Story #3: Death Café

Death for Dinner

           Imagine taking your date to a restaurant and discovering that death is on the menu. That’s what happens at a Death Café.

           A Death Café is a discussion among a group of people, often strangers, who come together to drink tea and eat cake − and talk about death.

           Karen Weisbaum, a professor at St. Lawrence College, recently organized an event based on the Death Café model at the Kingston campus, where she teaches health law, ethics and policy in the Health Care Administration Program. The event, held over the lunch period, served as an introduction to several end-of-life issues that she planned to discuss in class with students, such as organ donation and living wills.

           “Death Café is an opportunity to talk about death in whatever form it takes,” says Karen.

            A Death Café is a forum to discuss an often-taboo subject that happens to everyone. The purpose is to increase our understanding of death and remove some of the anxiety and fear about dying. Ideally, talking about death should help people make the most of living, Karen says.

           “In our program, we don’t really talk about it [death] too much, and I think we need to,” says Karen. “The likelihood is that some of our graduates will get work in places like long-term care facilities. We need people there. We have an aging population.”

            The concept of an informal social event to talk about death was introduced in 2004 by a Swiss sociologist and later developed into the Death Café model by Jon Underwood of the United Kingdom. Death Cafes have been held in more than 60 countries.

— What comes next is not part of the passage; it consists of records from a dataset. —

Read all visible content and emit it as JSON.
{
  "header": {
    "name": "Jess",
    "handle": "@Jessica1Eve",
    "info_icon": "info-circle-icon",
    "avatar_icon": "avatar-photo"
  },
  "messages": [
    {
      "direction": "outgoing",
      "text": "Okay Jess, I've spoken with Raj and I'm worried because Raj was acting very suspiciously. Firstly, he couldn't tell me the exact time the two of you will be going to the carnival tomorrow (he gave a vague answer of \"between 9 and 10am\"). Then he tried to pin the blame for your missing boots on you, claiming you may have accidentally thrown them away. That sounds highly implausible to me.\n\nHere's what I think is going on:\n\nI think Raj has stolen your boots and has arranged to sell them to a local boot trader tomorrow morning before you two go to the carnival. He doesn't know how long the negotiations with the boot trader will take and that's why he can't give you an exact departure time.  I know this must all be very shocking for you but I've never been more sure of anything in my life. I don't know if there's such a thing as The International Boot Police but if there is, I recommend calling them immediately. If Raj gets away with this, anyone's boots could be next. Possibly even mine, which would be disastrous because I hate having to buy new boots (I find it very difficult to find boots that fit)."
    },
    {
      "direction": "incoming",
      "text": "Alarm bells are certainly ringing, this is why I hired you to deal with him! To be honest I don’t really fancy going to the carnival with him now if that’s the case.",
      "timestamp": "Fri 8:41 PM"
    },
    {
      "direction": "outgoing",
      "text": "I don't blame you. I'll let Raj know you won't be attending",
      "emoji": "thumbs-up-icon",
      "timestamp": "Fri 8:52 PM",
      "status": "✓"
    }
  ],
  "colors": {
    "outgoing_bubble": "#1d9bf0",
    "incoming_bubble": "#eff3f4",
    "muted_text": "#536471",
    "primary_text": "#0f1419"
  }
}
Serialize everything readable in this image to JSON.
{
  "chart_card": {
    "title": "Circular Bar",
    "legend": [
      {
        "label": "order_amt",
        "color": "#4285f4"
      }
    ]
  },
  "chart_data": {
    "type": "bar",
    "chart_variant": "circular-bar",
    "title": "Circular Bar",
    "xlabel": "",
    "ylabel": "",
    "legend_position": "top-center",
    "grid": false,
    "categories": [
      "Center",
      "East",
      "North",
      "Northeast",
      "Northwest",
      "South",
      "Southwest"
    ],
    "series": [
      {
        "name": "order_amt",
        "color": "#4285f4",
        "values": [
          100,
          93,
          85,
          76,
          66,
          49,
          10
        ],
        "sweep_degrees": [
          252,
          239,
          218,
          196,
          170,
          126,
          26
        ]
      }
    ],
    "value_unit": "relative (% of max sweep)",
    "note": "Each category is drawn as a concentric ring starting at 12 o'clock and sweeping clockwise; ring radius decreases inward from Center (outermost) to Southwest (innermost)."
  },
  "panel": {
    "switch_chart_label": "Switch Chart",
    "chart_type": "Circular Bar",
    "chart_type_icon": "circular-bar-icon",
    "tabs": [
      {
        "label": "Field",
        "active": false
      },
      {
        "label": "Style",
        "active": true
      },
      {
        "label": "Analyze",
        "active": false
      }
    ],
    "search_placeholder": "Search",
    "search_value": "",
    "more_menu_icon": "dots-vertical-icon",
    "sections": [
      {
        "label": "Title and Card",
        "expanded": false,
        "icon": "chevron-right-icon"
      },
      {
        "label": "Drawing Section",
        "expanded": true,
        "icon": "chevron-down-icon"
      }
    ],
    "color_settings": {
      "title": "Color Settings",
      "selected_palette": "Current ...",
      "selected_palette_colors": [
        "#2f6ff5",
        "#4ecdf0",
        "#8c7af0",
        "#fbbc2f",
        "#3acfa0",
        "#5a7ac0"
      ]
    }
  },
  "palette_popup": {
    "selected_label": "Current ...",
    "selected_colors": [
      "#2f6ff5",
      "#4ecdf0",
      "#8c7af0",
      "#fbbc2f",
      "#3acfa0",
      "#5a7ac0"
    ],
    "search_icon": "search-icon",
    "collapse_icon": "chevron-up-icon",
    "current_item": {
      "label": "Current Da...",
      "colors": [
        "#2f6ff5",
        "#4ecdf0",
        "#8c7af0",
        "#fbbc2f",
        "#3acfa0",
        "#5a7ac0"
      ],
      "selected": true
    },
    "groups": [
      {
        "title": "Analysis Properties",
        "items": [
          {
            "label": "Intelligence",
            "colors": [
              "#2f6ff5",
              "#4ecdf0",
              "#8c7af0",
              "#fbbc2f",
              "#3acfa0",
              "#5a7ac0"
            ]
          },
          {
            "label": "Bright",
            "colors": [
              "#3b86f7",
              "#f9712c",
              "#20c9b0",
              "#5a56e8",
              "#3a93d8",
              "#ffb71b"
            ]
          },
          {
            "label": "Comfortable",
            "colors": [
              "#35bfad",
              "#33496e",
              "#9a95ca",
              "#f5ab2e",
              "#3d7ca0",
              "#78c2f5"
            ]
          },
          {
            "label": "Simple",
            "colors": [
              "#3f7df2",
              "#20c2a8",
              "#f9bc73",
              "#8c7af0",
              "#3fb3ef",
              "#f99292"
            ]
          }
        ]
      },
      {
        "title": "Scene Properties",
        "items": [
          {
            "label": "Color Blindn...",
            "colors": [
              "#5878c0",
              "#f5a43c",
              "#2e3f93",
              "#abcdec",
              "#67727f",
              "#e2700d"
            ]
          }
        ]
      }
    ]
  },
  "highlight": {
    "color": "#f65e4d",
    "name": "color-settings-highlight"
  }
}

            “Palliative care, end-of-life care and medical assistance in dying are all part of a continuum of care,” Karen says. In the Health Care Administration Program,  “we should be talking about how we should be doing it.”

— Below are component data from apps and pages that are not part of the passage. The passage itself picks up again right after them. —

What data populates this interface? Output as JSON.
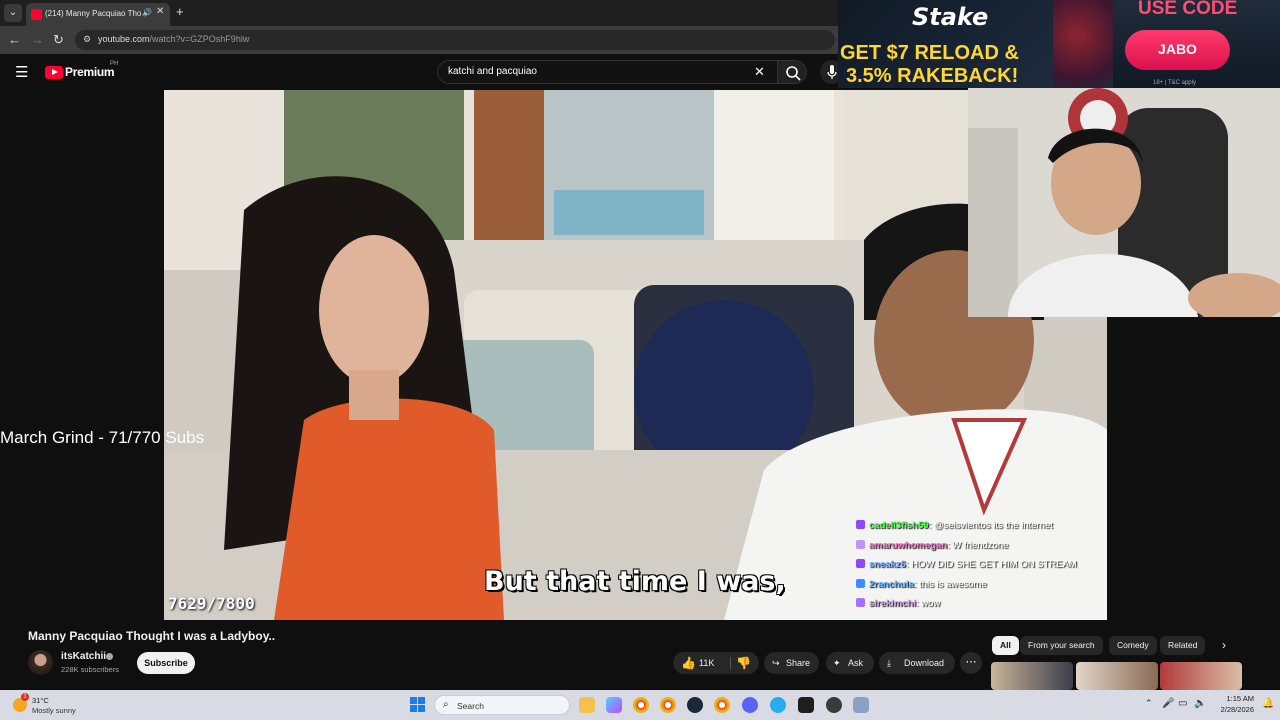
{
  "browser": {
    "tab_title": "(214) Manny Pacquiao Thou",
    "url_host": "youtube.com",
    "url_path": "/watch?v=GZPOshF9hlw"
  },
  "youtube": {
    "logo_text": "Premium",
    "country_code": "PH",
    "search_query": "katchi and pacquiao"
  },
  "stream_overlay": {
    "goal_text": "March Grind - 71/770 Subs",
    "counter": "7629/7800",
    "subtitle": "But that time I was,"
  },
  "chat": [
    {
      "user": "cadell3fish59",
      "message": "@seisvientos its the internet",
      "user_color": "#4cff4c",
      "badge_color": "#9146ff"
    },
    {
      "user": "amaruwhomegan",
      "message": "W friendzone",
      "user_color": "#ff6bcb",
      "badge_color": "#bf94ff"
    },
    {
      "user": "sneakz6",
      "message": "HOW DID SHE GET HIM ON STREAM",
      "user_color": "#7fb2ff",
      "badge_color": "#9146ff"
    },
    {
      "user": "2ranchula",
      "message": "this is awesome",
      "user_color": "#6bb6ff",
      "badge_color": "#3b8cff"
    },
    {
      "user": "sirekimchi",
      "message": "wow",
      "user_color": "#d29cff",
      "badge_color": "#a970ff"
    }
  ],
  "ad": {
    "brand": "Stake",
    "headline_1": "GET $7 RELOAD &",
    "headline_2": "3.5% RAKEBACK!",
    "use_code_label": "USE CODE",
    "code": "JABO",
    "terms": "18+ | T&C apply"
  },
  "video": {
    "title": "Manny Pacquiao Thought I was a Ladyboy..",
    "channel": "itsKatchii",
    "subscribers": "228K subscribers",
    "subscribe_label": "Subscribe",
    "likes": "11K",
    "share_label": "Share",
    "ask_label": "Ask",
    "download_label": "Download"
  },
  "related_chips": [
    "All",
    "From your search",
    "Comedy",
    "Related"
  ],
  "taskbar": {
    "weather_temp": "31°C",
    "weather_desc": "Mostly sunny",
    "weather_badge": "1",
    "search_placeholder": "Search",
    "time": "1:15 AM",
    "date": "2/28/2026"
  },
  "colors": {
    "youtube_red": "#ff0033",
    "stake_yellow": "#ffd633",
    "stake_pink": "#ff3a6b"
  }
}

             Karen says that talking about death has made her more compassionate and understanding of others’ feelings and emotions. Her parents, who are both in their late 80s and healthy, have also served as unexpected role models in their approach to dying.

            “When they think about death, they’re ready,” she says.

            “I think that’s a gift of old age. I think there’s a certain point in life where most people realize their own mortality and it invokes fear. Then there’s acceptance or growth or learning − or something. I see in older people a great comfort with that.”


− Michelle Martinez Barajas and Ibinabo Fyneman-Kalio


To learn more about Death Cafés, visit